“While this use of private care providers is itself not concerning, the fact that some patients are being transferred to private providers halfway across the country, or indeed providers who have been deemed by the CQC to be delivering inadequate standards of care, is incredibly worrying, particularly as some of these referrals seem to have led to tragic and fatal consequences,” said Farmer, who chaired NHS England’s mental health taskforce in 2015.

LaingBuisson’s research also shows that:

*  Independent mental health care providers now make 91% of their income from the NHS.

*  Their typical profit margins are 15%-20%.

*  A majority of inpatient care for under-18s is now outsourced, with independent operators looking after 55% of all the children and young people who are hospitalised.

*  Non-NHS providers earn £316m a year for treating children and young people.

Overall, the four biggest operators – the for-profit firms Cygnet Health Care, the Priory Group and Elysium Healthcare and the charity St Andrew’s Healthcare – receive £1.356bn – two-thirds of the nearly £2bn total. That reflects that between them they run 182 hospitals containing 6,700 (66%) of the independent sector’s total of 10,123 mental health beds. In another sign of their dominant role, the quartet have almost 40% of all England’s secure mental health beds, reserved for the most unwell patients.

While private sector beds increased from 9,291 in 2010 to 10,123 in 2021, the number of mental health beds in the NHS dropped from 23,447 to 17,610 – a fall of 5,837.

The NHS watchdog gave 10 of the 71 “inadequate” hospitals its lowest rating twice when, on return visits, CQC inspectors found that urgent improvements they had ordered to improve the care of people with conditions such as psychosis and bipolar disorder had not been made, with patients still exposed to danger.

Dr Andrew Molodynski, the British Medical Association’s mental health policy lead, said: “The government’s persistent underfunding of NHS services and failure to address mental health bed shortages has led to a worrying over-reliance on private providers, many of which have been responsible for a catalogue of patient safety failings, placing very vulnerable patients at increased risk of inadequate care or, in worst cases, self-harm and suicide.”

The big four non-NHS operators said staffing problems were hampering their efforts to always provide the best possible care for patients with challenging and often complex illnesses, and that only small numbers of their facilities had been rated inadequate.

A Priory spokesperson said: “Priory works in partnership with the NHS and the availability off independent mental health services enables the NHS to give very unwell patients immediate access to treatment which they often lack suitable facilities, or capacity, to offer themselves, and to free up much-needed NHS A&E beds occupied by patients in need of specialist mental health treatment.”

A Cygnet spokesperson said the safety and wellbeing of service users was its “absolute priority”, adding that 82% of its facilities were rated “good” or “outstanding” by regulators.

Elysium said it was proud to provide care to people at “the most vulnerable point in their lives”. It added: “While we take great pride in the leading-edge care and therapies we deliver across our hospitals, we never cease from striving to learn and improve.”

Jess Lievesley, the chief executive of St Andrew’s, said that while five of the nine services it runs had been rated “good” by the CQC, three had been rated “requires improvement” and one as “inadequate”.

“This is not a level of service that we are satisfied with and we’ve been restructuring our charity over the last few years to drive an improvement in the quality of care we provide,” he said.

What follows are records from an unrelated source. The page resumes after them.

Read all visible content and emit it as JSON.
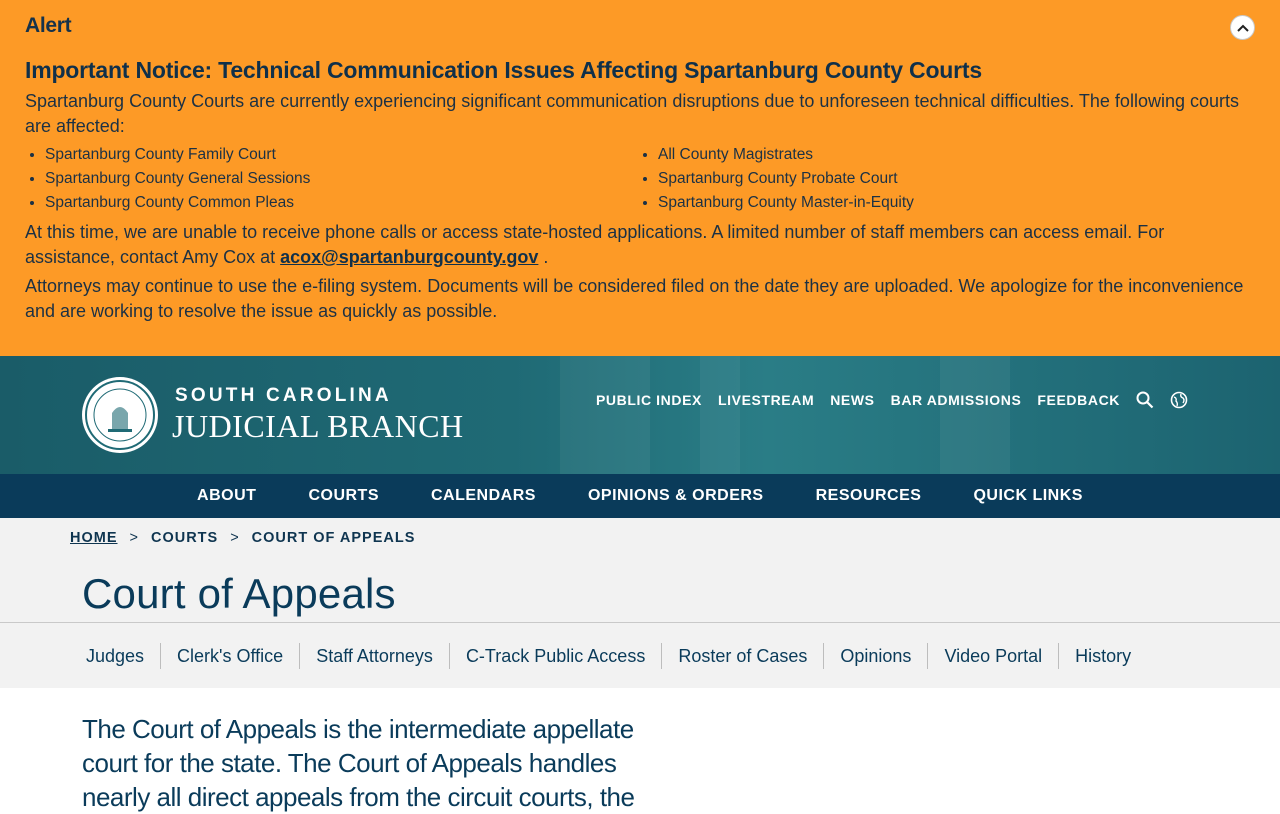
{
  "alert": {
    "heading": "Alert",
    "toggle_icon": "chevron-up-icon",
    "title": "Important Notice: Technical Communication Issues Affecting Spartanburg County Courts",
    "intro": "Spartanburg County Courts are currently experiencing significant communication disruptions due to unforeseen technical difficulties. The following courts are affected:",
    "courts_left": [
      "Spartanburg County Family Court",
      "Spartanburg County General Sessions",
      "Spartanburg County Common Pleas"
    ],
    "courts_right": [
      "All County Magistrates",
      "Spartanburg County Probate Court",
      "Spartanburg County Master-in-Equity"
    ],
    "contact_text": "At this time, we are unable to receive phone calls or access state-hosted applications. A limited number of staff members can access email. For assistance, contact Amy Cox at ",
    "contact_email": "acox@spartanburgcounty.gov",
    "contact_end": " .",
    "closing": "Attorneys may continue to use the e-filing system. Documents will be considered filed on the date they are uploaded. We apologize for the inconvenience and are working to resolve the issue as quickly as possible.",
    "background": "#fd9a26"
  },
  "header": {
    "brand_line1": "SOUTH CAROLINA",
    "brand_line2": "JUDICIAL BRANCH",
    "utility_links": [
      "PUBLIC INDEX",
      "LIVESTREAM",
      "NEWS",
      "BAR ADMISSIONS",
      "FEEDBACK"
    ],
    "icons": [
      "search-icon",
      "globe-icon"
    ]
  },
  "main_nav": [
    "ABOUT",
    "COURTS",
    "CALENDARS",
    "OPINIONS & ORDERS",
    "RESOURCES",
    "QUICK LINKS"
  ],
  "breadcrumb": {
    "home": "HOME",
    "sep": ">",
    "level1": "COURTS",
    "current": "COURT OF APPEALS"
  },
  "page": {
    "title": "Court of Appeals",
    "sub_nav": [
      "Judges",
      "Clerk's Office",
      "Staff Attorneys",
      "C-Track Public Access",
      "Roster of Cases",
      "Opinions",
      "Video Portal",
      "History"
    ],
    "intro": "The Court of Appeals is the intermediate appellate court for the state. The Court of Appeals handles nearly all direct appeals from the circuit courts, the"
  },
  "colors": {
    "navy": "#0a3b5a",
    "header_teal": "#1f6a75",
    "alert_orange": "#fd9a26"
  }
}
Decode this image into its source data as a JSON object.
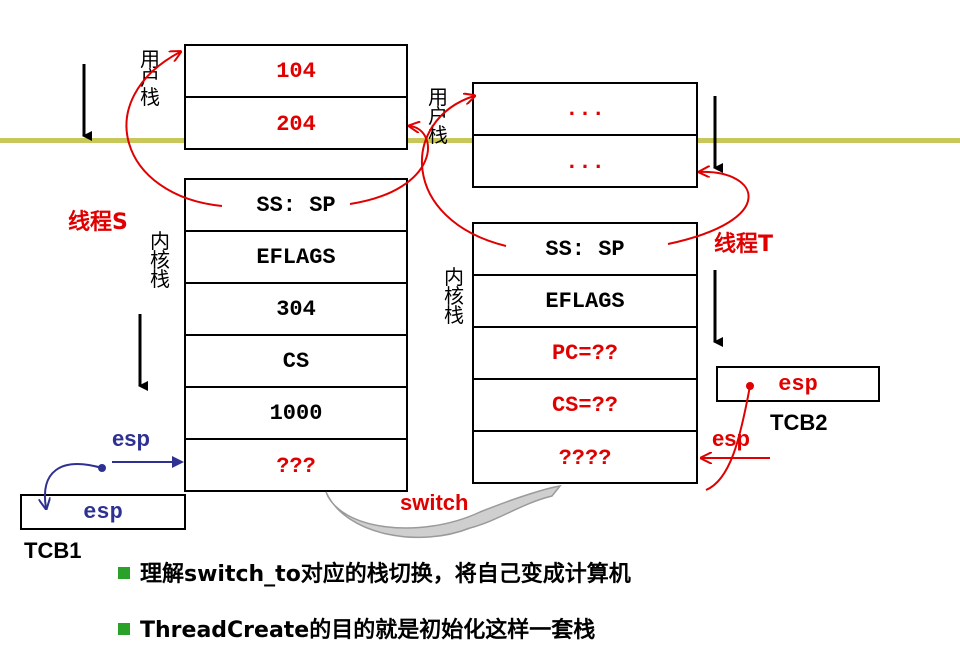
{
  "user_stack_label": "用户栈",
  "kernel_stack_label": "内核栈",
  "stack_s": {
    "thread_label": "线程S",
    "user_cells": [
      "104",
      "204"
    ],
    "kernel_cells": [
      "SS: SP",
      "EFLAGS",
      "304",
      "CS",
      "1000",
      "???"
    ]
  },
  "stack_t": {
    "thread_label": "线程T",
    "user_cells": [
      "...",
      "..."
    ],
    "kernel_cells": [
      "SS: SP",
      "EFLAGS",
      "PC=??",
      "CS=??",
      "????"
    ]
  },
  "tcb1": {
    "name": "TCB1",
    "field": "esp"
  },
  "tcb2": {
    "name": "TCB2",
    "field": "esp"
  },
  "esp_pointer_s": "esp",
  "esp_pointer_t": "esp",
  "switch_label": "switch",
  "bullets": [
    "理解switch_to对应的栈切换，将自己变成计算机",
    "ThreadCreate的目的就是初始化这样一套栈"
  ],
  "colors": {
    "accent_red": "#e00000",
    "accent_blue": "#2e3192",
    "bullet_green": "#2aa22a",
    "divider": "#c8c85a"
  }
}
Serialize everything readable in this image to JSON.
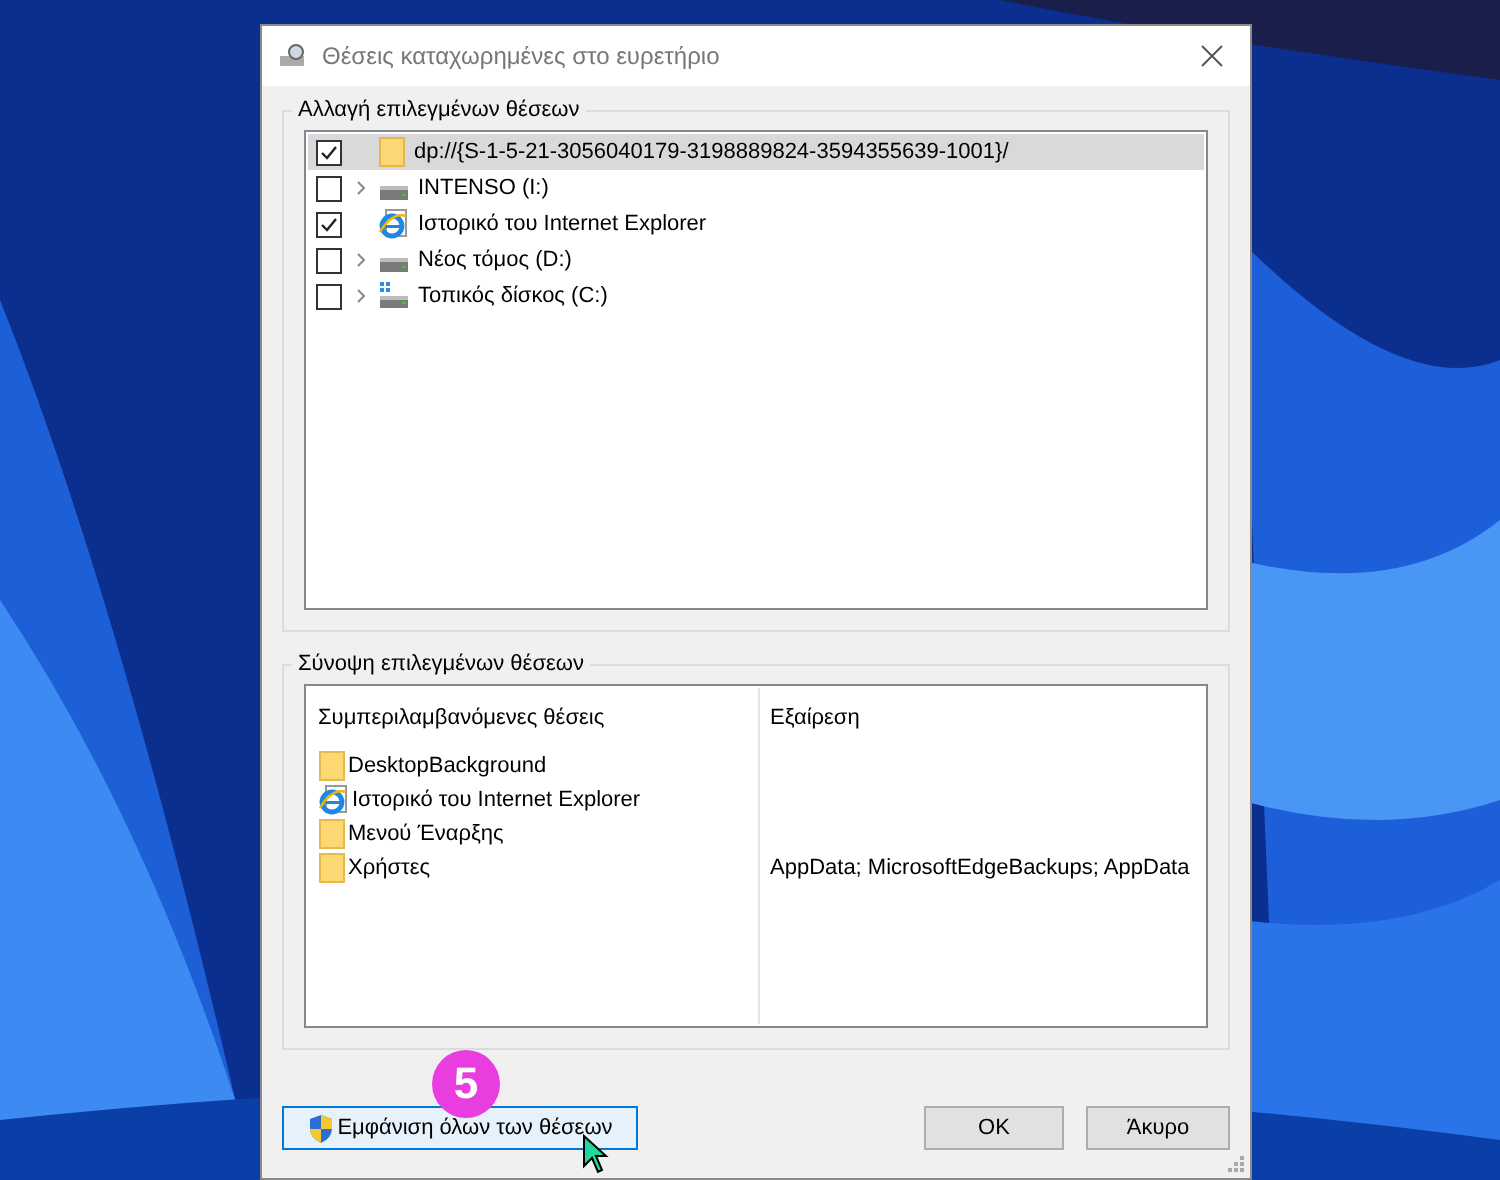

That included cutting the number of beds it operates by a third and investing more in community mental health services.

An NHS England spokesperson said: “The NHS has been clear that we expect all services to provide safe and high-quality care and to deliver on our commitments in their contracts, irrespective of whether they are NHS or independent sector-led.”